§ **YOUR GOAL**
Look through the data below. Collect every line where the word "content" occurs.
:::
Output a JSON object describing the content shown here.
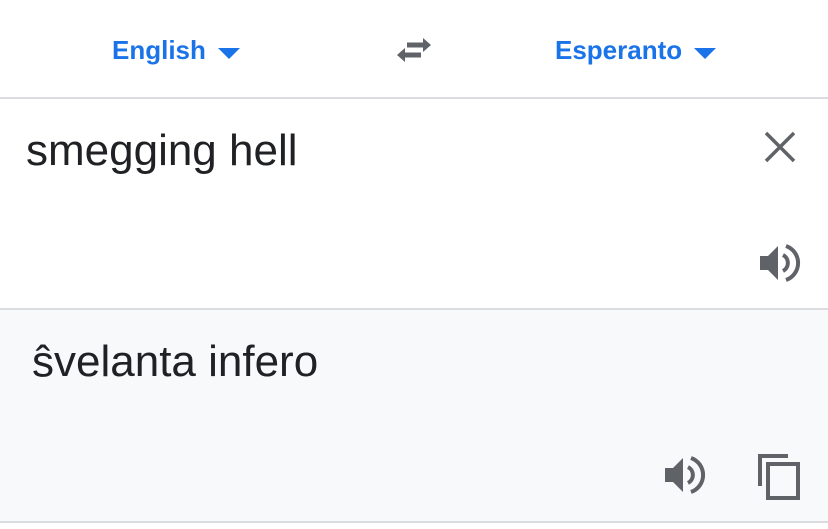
{
  "colors": {
    "accent": "#1a73e8",
    "icon": "#5f6368",
    "text": "#202124",
    "divider": "#dadce0",
    "output_bg": "#f8f9fa"
  },
  "language_bar": {
    "source_language": "English",
    "target_language": "Esperanto",
    "swap_icon": "swap-horiz-icon"
  },
  "input": {
    "text": "smegging hell",
    "clear_icon": "close-icon",
    "speaker_icon": "speaker-icon"
  },
  "output": {
    "text": "ŝvelanta infero",
    "speaker_icon": "speaker-icon",
    "copy_icon": "copy-icon"
  }
}
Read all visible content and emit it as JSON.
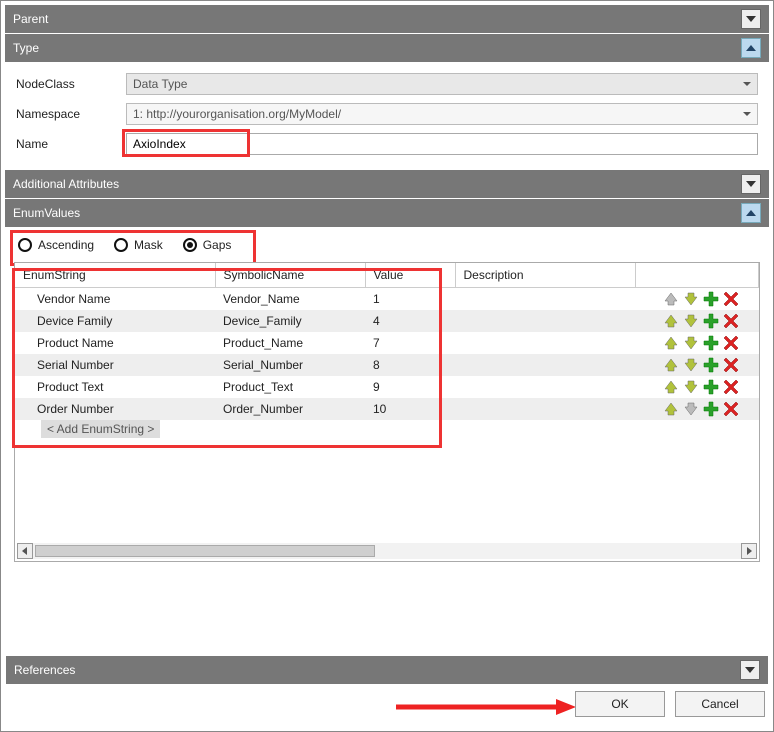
{
  "sections": {
    "parent": "Parent",
    "type": "Type",
    "additional": "Additional Attributes",
    "enumvalues": "EnumValues",
    "references": "References"
  },
  "type_form": {
    "labels": {
      "nodeclass": "NodeClass",
      "namespace": "Namespace",
      "name": "Name"
    },
    "nodeclass_value": "Data Type",
    "namespace_value": "1: http://yourorganisation.org/MyModel/",
    "name_value": "AxioIndex"
  },
  "sort_options": {
    "ascending": "Ascending",
    "mask": "Mask",
    "gaps": "Gaps",
    "selected": "gaps"
  },
  "enum_table": {
    "headers": {
      "enumstring": "EnumString",
      "symbolic": "SymbolicName",
      "value": "Value",
      "description": "Description"
    },
    "rows": [
      {
        "enum": "Vendor Name",
        "sym": "Vendor_Name",
        "val": "1",
        "desc": ""
      },
      {
        "enum": "Device Family",
        "sym": "Device_Family",
        "val": "4",
        "desc": ""
      },
      {
        "enum": "Product Name",
        "sym": "Product_Name",
        "val": "7",
        "desc": ""
      },
      {
        "enum": "Serial Number",
        "sym": "Serial_Number",
        "val": "8",
        "desc": ""
      },
      {
        "enum": "Product Text",
        "sym": "Product_Text",
        "val": "9",
        "desc": ""
      },
      {
        "enum": "Order Number",
        "sym": "Order_Number",
        "val": "10",
        "desc": ""
      }
    ],
    "add_label": "< Add EnumString >"
  },
  "row_actions": {
    "up_enabled_color": "#b1c23c",
    "up_disabled_color": "#bbbbbb",
    "down_enabled_color": "#b1c23c",
    "down_disabled_color": "#bbbbbb",
    "plus_color": "#2aa12a",
    "x_color": "#d22"
  },
  "footer": {
    "ok": "OK",
    "cancel": "Cancel"
  }
}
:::
§ **RESPONSE**
Output a JSON object describing the content shown here.
Read all visible content and emit it as JSON.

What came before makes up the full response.